In two years, Marshall County joined Meadowlark Hospice and the tradition was begun there.  The city allowed us to put a tree on the corner of the railroad care property at the end of Main Street in downtown Marysville.  Anita Droll and her husband, Mark, were a great help with the Marysville tree. 

Frankfort got active and following two bereavement groups there, there was a core of people who wanted to be volunteers and Charlotte Topel, the volunteer coordinator at the time, worked with them to have a Tree of Light ceremony in the nursing home there.  The lighting took place with the residents and community present.  The Volunteer Coordinator took over the planning and coordinating of the services with her volunteers in 2000.

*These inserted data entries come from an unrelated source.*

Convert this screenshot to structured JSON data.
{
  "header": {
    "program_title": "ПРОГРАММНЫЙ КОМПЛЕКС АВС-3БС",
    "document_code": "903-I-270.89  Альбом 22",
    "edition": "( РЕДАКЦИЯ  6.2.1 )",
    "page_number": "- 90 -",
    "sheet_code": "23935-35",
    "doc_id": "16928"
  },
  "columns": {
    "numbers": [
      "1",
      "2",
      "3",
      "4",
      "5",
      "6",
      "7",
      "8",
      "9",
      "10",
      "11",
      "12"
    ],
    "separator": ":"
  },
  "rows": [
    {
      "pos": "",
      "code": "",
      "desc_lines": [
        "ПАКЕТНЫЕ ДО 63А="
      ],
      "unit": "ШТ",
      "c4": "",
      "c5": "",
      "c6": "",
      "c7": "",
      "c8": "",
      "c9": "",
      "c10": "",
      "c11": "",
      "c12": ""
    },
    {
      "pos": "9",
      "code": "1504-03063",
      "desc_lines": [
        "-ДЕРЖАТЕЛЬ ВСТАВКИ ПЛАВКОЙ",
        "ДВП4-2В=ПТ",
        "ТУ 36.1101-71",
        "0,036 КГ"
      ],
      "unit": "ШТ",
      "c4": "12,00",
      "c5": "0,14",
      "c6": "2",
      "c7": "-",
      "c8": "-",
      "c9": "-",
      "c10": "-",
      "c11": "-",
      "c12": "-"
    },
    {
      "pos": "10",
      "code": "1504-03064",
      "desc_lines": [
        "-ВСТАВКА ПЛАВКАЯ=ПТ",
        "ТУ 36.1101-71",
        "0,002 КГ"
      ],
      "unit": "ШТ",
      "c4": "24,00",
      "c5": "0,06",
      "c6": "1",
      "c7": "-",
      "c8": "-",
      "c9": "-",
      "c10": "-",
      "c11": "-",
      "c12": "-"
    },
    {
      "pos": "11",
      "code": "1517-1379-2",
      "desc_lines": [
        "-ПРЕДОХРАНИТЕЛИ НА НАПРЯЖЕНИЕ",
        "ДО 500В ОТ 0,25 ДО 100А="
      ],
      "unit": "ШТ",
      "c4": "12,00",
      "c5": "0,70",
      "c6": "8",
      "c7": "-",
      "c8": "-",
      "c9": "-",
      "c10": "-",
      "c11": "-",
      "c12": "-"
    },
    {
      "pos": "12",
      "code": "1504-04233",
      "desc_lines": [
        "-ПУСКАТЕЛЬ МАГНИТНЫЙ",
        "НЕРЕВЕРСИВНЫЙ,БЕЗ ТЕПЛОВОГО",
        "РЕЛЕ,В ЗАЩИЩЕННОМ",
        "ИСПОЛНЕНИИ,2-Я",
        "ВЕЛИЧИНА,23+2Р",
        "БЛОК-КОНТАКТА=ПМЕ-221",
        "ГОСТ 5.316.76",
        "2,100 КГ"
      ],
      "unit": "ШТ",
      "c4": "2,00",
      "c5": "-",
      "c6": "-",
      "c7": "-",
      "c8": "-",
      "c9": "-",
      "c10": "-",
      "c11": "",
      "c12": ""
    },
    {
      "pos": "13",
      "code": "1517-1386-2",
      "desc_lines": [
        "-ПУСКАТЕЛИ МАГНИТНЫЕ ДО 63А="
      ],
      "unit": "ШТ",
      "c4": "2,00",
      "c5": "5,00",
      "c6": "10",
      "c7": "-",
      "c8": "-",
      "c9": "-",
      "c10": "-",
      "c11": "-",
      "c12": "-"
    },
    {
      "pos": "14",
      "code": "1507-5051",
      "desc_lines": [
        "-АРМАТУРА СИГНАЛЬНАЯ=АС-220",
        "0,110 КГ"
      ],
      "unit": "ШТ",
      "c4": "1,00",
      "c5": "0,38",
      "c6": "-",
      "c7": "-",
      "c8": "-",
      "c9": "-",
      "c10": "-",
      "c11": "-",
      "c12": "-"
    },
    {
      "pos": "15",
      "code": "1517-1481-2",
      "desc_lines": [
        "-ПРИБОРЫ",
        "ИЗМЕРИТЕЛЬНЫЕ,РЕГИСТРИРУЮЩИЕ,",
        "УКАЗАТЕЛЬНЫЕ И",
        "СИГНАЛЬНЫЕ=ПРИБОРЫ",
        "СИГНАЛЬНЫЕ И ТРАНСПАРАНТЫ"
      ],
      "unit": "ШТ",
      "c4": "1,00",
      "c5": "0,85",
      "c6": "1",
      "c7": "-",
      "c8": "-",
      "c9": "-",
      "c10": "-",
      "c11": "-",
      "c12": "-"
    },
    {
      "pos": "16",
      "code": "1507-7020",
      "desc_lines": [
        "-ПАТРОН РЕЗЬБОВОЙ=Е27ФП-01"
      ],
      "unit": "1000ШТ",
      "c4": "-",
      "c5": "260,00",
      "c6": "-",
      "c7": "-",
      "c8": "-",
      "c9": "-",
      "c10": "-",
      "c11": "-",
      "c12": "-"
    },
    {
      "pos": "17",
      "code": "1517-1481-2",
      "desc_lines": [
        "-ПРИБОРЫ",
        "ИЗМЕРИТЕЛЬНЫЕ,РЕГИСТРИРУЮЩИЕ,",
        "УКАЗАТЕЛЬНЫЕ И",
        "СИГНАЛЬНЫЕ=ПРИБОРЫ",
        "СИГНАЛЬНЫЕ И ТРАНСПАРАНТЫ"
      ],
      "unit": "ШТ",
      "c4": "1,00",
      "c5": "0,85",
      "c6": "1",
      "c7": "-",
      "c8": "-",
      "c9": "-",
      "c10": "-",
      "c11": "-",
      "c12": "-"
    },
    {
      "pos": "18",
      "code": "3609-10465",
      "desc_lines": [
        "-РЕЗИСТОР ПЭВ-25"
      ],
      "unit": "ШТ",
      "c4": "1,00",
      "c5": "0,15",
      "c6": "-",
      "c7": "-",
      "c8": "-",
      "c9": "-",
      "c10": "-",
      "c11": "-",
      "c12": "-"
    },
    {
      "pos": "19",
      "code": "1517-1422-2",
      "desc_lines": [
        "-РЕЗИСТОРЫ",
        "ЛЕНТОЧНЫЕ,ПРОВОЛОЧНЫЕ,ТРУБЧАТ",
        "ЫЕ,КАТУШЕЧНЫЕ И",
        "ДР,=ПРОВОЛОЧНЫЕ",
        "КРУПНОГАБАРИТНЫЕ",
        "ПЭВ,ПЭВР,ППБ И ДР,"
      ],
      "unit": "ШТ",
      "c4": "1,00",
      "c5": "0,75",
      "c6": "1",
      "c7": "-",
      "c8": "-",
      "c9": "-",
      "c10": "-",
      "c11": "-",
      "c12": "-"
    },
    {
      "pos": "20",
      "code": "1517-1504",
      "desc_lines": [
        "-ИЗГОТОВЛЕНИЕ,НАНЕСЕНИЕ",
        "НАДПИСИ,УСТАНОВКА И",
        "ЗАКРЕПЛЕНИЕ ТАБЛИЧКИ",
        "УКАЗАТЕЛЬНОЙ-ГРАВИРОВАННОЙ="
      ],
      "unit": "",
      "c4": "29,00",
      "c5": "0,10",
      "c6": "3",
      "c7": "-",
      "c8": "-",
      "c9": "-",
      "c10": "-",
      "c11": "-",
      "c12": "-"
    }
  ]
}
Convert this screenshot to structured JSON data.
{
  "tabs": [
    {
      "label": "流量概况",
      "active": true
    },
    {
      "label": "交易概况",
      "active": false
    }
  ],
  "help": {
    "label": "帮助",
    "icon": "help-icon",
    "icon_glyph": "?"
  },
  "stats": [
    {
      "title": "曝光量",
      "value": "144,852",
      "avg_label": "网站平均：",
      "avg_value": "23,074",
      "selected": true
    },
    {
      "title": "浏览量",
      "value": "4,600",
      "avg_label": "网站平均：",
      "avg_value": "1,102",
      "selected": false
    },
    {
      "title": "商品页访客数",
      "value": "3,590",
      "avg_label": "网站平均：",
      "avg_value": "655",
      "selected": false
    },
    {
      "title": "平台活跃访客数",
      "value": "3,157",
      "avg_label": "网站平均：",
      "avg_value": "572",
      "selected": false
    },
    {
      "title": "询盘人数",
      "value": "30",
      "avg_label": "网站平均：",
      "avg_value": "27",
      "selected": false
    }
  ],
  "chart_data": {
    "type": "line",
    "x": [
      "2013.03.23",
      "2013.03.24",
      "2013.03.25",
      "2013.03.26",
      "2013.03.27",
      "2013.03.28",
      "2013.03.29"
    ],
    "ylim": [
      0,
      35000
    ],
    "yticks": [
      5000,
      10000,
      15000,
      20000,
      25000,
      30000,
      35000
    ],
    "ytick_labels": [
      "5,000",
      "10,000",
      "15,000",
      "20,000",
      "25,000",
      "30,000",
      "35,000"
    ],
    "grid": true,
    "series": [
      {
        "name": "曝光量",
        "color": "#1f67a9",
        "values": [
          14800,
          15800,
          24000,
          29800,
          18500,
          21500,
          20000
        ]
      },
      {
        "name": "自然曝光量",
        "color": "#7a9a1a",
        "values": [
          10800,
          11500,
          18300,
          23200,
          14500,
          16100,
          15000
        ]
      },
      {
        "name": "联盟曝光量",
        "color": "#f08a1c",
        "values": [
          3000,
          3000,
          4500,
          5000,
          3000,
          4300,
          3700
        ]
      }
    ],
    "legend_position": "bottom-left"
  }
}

When Cloud and Republic counties joined Meadowlark Hospice, the tradition was carried on there.  Republic had a Tree of Light ceremony and for the first year the coordinator there helped.  The next year a volunteer committee took over.  The tree was located inside the Courthouse.  Katrina Jones, Hospice social worker, helped with these programs.  Cloud County had their tree inside the Courthouse, a committee of volunteers helped with their program. 

The coordination of gathering money for gifts, listing the givers and recipients and seeing that the lists were updated every Friday was a huge task, and was coordinated and remains so by Charron Cales. 

I always saw the Trees of Light as an opportunity to remember loved ones and acknowledge them at a special time of year.  I personally was always touched at the reading of the names and seeing the trees alight throughout the holiday season.    

By- Kay Lohmiller









Hospice Quilt Project